Intern A would be given or would identify your target demographic and create and oversee content for the individuals belonging to this demographic. The content would do more than market your company; the content would create a genuine human connection between your company and the demographic. Just as fans of a celebrity can engage with the celebrity via social media, the demographic for which your company is intended must be given an opportunity to engage with the company — the cold, distance that may have existed in the past belongs just there: the past!

That is how you play to Intern A’s strengths!

Intern B

Now, Intern B is a different story. This prospective intern is a student still discovering his or her passion. Intern B has submitted his/her LinkedIn URL and résumé as a side — but has not specified the particular department that they wish to intern in. So of course, you toss this candidate aside, right?

Of course not! If their qualifications are outstanding, why throw them out just because they have not found their path as yet?

Not much work experience, but Intern B served as Director of Recruitment for a student organization; Intern B also participated in a semester-long leadership program where he/she participated in activities to develop leadership and team-building skills; Intern B is majoring in Business but has not specified a particular area (Marketing, Finance, International Business etc.)

From your interaction with Intern B you see that he/she is a people person.
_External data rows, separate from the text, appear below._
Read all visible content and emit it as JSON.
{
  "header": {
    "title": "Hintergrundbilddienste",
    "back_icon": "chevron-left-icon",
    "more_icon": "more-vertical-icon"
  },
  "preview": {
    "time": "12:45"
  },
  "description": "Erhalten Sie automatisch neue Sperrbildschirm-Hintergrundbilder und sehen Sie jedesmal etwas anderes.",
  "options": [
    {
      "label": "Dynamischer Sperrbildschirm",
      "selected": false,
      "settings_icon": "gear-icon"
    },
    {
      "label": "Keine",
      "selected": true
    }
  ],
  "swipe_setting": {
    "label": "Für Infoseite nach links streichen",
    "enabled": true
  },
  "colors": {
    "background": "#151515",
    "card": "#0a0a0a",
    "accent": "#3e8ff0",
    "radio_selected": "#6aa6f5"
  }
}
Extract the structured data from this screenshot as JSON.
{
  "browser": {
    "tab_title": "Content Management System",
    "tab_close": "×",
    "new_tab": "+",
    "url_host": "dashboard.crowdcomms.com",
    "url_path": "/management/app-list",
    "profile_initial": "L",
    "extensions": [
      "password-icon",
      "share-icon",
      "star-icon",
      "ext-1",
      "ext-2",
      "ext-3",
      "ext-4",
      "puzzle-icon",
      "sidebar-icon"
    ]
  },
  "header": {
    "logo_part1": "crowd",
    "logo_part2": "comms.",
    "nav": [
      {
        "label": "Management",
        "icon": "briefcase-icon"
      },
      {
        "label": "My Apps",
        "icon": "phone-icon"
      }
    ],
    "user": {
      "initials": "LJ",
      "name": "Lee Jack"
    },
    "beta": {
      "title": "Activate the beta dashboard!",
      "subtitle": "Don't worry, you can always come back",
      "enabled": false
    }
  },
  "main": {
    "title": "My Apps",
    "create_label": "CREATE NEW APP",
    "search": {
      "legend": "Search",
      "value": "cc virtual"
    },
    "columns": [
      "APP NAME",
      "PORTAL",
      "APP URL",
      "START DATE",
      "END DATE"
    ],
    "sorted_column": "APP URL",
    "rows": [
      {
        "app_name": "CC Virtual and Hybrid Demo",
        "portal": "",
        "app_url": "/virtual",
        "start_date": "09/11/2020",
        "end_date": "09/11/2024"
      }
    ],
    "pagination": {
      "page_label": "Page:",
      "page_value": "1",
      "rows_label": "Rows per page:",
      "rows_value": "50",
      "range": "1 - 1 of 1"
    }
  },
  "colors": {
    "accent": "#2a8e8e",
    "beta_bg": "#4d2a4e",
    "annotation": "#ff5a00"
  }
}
Intern B presented himself/herself with exuberance. At the interview, Intern B also talks about his/her volunteering experience where he/she was given the opportunity to mentor and prepare high school students entering university.

Sounds familiar? That’s because you as an HR/People Ops director has the same skills and experience as Intern B. You are looking at someone who can intern under you and learn about HR/People Ops. Intern B is passionate about following in your footsteps — he/she just does not know it and you have to take Intern B under your wings and serve as a mentor.

Whether or not your interns pursue full-time employment post their internship, the duration of the internship (no matter how long or short) is an essential aspect of their growth.

Take it upon yourself to mentor and help this budding intern so that they can transition into a leadership position with ease once they graduate and land their first job.

Raghav Suri